__Task item__. Your answer must be every line of the data that holds the string "program".

Items from a dataset
☆ ☆ ☆

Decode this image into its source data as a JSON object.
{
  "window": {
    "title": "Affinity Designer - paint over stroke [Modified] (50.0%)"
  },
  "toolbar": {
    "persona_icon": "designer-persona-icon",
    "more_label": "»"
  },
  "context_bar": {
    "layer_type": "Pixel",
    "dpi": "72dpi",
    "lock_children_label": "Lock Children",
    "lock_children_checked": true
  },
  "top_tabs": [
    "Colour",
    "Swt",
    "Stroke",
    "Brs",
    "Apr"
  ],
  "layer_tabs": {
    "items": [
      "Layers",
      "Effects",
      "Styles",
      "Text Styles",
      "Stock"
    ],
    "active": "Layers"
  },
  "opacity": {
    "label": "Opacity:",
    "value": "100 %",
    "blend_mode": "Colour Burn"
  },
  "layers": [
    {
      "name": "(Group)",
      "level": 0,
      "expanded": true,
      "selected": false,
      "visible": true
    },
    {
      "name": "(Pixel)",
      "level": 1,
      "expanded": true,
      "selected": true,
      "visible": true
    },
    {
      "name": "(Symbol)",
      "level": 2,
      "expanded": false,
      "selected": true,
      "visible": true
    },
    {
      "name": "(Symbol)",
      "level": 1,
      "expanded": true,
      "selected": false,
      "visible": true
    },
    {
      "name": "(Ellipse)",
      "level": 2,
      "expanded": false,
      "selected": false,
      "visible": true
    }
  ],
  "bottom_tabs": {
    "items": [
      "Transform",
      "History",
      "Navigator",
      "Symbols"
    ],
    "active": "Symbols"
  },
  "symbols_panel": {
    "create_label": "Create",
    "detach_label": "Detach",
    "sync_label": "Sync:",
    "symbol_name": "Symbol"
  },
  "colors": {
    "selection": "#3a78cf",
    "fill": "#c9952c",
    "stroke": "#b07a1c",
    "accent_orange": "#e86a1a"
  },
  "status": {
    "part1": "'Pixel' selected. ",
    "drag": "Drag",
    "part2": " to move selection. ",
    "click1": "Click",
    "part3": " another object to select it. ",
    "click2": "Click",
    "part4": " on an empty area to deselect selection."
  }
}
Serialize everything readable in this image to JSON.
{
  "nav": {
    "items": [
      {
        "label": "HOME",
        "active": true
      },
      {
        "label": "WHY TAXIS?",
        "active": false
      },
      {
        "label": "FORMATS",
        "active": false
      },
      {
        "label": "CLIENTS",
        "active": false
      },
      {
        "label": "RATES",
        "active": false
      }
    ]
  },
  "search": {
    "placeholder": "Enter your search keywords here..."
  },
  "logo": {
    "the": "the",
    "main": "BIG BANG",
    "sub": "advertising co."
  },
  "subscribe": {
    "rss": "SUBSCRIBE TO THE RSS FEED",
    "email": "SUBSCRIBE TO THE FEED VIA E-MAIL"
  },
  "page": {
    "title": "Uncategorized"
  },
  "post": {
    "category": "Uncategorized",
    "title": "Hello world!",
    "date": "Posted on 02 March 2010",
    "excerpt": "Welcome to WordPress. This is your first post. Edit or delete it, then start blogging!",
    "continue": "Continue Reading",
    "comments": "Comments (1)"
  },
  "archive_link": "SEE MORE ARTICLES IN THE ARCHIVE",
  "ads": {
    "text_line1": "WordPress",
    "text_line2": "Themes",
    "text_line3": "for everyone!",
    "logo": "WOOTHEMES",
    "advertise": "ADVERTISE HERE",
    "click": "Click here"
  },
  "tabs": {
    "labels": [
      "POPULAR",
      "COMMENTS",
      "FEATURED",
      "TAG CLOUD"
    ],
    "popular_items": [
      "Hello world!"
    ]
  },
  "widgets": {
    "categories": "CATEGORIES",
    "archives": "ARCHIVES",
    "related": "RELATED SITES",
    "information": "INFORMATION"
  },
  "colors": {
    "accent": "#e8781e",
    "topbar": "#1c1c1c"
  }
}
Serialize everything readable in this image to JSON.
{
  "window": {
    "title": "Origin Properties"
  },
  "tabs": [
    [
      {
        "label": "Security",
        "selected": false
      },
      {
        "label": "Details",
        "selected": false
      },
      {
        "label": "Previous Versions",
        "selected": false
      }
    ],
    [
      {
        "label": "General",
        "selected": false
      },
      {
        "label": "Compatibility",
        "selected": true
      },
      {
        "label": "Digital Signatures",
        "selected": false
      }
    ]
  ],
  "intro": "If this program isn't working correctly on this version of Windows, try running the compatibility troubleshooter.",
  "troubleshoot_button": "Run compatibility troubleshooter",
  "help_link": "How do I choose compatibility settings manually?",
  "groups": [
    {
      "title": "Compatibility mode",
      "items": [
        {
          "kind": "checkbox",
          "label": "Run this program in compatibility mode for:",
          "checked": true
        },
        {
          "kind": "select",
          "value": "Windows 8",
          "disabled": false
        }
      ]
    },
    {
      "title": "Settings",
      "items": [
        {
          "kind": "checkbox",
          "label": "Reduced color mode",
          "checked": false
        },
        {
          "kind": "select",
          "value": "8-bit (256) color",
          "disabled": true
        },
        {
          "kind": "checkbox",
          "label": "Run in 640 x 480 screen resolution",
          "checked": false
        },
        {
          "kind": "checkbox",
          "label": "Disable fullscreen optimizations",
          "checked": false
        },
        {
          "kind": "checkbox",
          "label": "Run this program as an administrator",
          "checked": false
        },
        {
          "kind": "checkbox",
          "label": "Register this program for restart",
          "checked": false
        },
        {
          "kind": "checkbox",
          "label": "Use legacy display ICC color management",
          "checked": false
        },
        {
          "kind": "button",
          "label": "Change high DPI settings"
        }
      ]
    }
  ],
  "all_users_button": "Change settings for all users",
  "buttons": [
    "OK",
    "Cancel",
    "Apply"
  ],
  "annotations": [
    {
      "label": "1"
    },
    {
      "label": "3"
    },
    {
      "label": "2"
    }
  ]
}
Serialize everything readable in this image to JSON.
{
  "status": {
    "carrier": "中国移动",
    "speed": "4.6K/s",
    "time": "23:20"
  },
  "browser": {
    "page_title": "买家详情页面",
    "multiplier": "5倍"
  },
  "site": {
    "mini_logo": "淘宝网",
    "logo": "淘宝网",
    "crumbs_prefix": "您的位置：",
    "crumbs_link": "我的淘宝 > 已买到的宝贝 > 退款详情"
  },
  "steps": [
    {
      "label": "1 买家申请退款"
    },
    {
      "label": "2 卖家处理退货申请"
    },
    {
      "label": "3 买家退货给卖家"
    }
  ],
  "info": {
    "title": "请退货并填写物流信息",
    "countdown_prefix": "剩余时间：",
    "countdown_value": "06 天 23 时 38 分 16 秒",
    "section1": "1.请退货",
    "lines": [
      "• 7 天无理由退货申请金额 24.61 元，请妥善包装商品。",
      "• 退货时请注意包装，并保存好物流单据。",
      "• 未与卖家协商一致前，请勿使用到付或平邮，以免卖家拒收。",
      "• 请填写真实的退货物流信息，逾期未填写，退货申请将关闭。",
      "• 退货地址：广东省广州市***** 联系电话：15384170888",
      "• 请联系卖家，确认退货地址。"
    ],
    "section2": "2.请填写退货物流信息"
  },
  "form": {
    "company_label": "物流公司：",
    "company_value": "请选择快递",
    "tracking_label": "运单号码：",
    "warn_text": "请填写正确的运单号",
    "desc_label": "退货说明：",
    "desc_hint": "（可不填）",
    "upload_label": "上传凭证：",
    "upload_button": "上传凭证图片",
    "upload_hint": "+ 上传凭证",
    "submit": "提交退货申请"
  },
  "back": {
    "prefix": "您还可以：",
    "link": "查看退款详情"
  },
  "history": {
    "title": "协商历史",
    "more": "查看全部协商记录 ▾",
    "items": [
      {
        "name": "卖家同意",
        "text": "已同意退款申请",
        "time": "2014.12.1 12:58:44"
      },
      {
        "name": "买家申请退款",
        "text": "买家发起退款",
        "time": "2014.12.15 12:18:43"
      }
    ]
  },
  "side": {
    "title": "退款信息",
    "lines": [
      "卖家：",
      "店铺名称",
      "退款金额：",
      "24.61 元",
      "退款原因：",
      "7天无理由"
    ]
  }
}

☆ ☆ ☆

__Solution below__.
  "intro": "If this program isn't working correctly on this version of Windows, try running the compatibility troubleshooter.",
          "label": "Run this program in compatibility mode for:",
          "label": "Run this program as an administrator",
          "label": "Register this program for restart",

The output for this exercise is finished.